To preserve Sha’s knee from further damage we took a quick bus trip back to the pier and explored some of the delights around and then on the pier.

Outside Sea Life Brighton

A fishy statue (or is it a dolphin?)

Looking onto the beach (from the pier)

With many thrilling rides available, some which appeared to plunge over the edge of the pier, I am sure there was something for everyone.

Sha with jellied eels (yuck!)

Ivor, Tarot Consultant

I note that Ivor's corporate clients include Cornhill Insurance, Deutsche Bank, GlaxoSmithKline and Guinness to name a few. Is this how they make serious business decisions!?

It makes me feel sick

Around and around it goes

There was even a ghost train

Fun for all the family

A final look back from the pier

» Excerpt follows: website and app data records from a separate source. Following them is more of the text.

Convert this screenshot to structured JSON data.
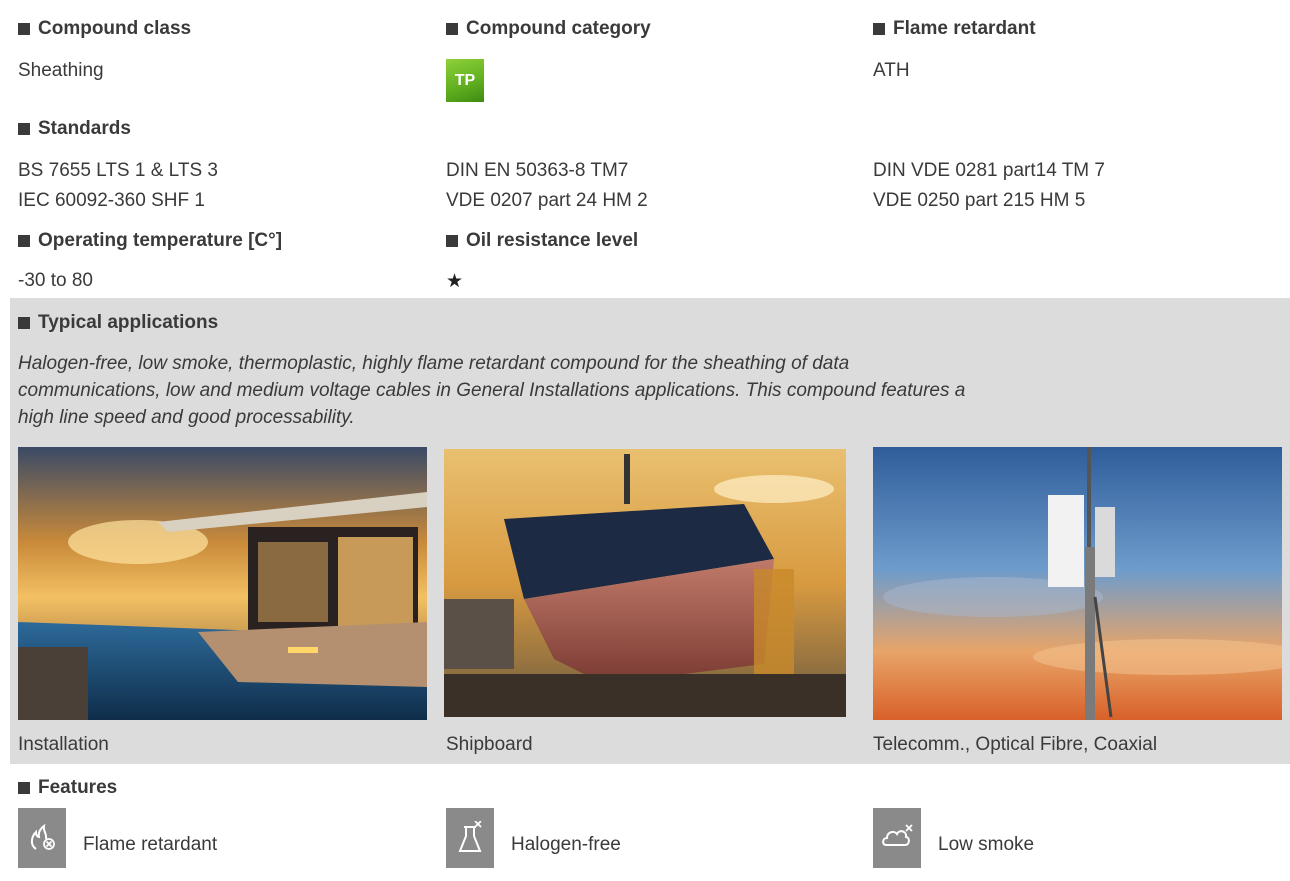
{
  "compound_class": {
    "heading": "Compound class",
    "value": "Sheathing"
  },
  "compound_category": {
    "heading": "Compound category",
    "badge": "TP"
  },
  "flame_retardant": {
    "heading": "Flame retardant",
    "value": "ATH"
  },
  "standards": {
    "heading": "Standards",
    "col1": [
      "BS 7655 LTS 1 & LTS 3",
      "IEC 60092-360 SHF 1"
    ],
    "col2": [
      "DIN EN 50363-8 TM7",
      "VDE 0207 part 24 HM 2"
    ],
    "col3": [
      "DIN VDE 0281 part14 TM 7",
      "VDE 0250 part 215 HM 5"
    ]
  },
  "operating_temperature": {
    "heading": "Operating temperature [C°]",
    "value": "-30 to 80"
  },
  "oil_resistance": {
    "heading": "Oil resistance level",
    "value": "★",
    "level": 1
  },
  "typical_applications": {
    "heading": "Typical applications",
    "lines": [
      "Halogen-free, low smoke, thermoplastic, highly flame retardant compound for the sheathing of data",
      "communications, low and medium voltage cables in General Installations applications. This compound features a",
      "high line speed and good processability."
    ]
  },
  "applications": [
    {
      "caption": "Installation",
      "image": "villa-pool-sunset"
    },
    {
      "caption": "Shipboard",
      "image": "ship-drydock"
    },
    {
      "caption": "Telecomm., Optical Fibre, Coaxial",
      "image": "telecom-mast-sky"
    }
  ],
  "features": {
    "heading": "Features",
    "items": [
      {
        "label": "Flame retardant",
        "icon": "flame-cross-icon"
      },
      {
        "label": "Halogen-free",
        "icon": "flask-cross-icon"
      },
      {
        "label": "Low smoke",
        "icon": "cloud-cross-icon"
      }
    ]
  },
  "colors": {
    "band_grey": "#dcdcdc",
    "badge_green": "#5fae1f",
    "icon_grey": "#8a8a8a"
  }
}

Once sated with seeing the thrills on offer, we headed to the Royal Pavilion.

Wow! Simply amazing. As per most historical places like this, no photos are allowed inside, but with the magic of flickr, I was able to find some photos from 1987.

A bedroom

A dragon

Great set up for having a guest or two over

A piano

All the above photos were from Pip R Lagenta's 1987 visit to the UK. Please check out the photostream on flickr for even more photos.

Finally, here is a link to the Royal Pavilion's wikipedia page with the historical what not of who, what, why and when (boy, I must be feeling lazy today!)

After the Royal Pavilion, we headed to The George, a vegetarian pub for a slap up feed. I recall somehow everyone having their order messed up except for me…in fact, while I am a fan of meat, the food I got was great. Not too sure about the others. Actually, having done a little further research, it appears that The George used to be a fantastic vegetarian restaurant but it is now no longer as good as it used to be.

Notice on the men's bathroom door

Ah, so that is what they were talking about!

While trying to research Brighton, I did stumble upon a great blog, Brighton Daily Photo, which has some neat photos, such as this one.

Hmmm, what a busy day and I was left with only one regret - we didn't buy any Brighton Rock! I am sure we will return, so perhaps breaking teeth in Brighton is an experience to look forward to at a later date.

As we boarded our train and headed for home we had the dawning realisation that tomorrow was the final day of 2008. What delights would this bring and how would 2009 shape up? Tune in tomorrow to find out!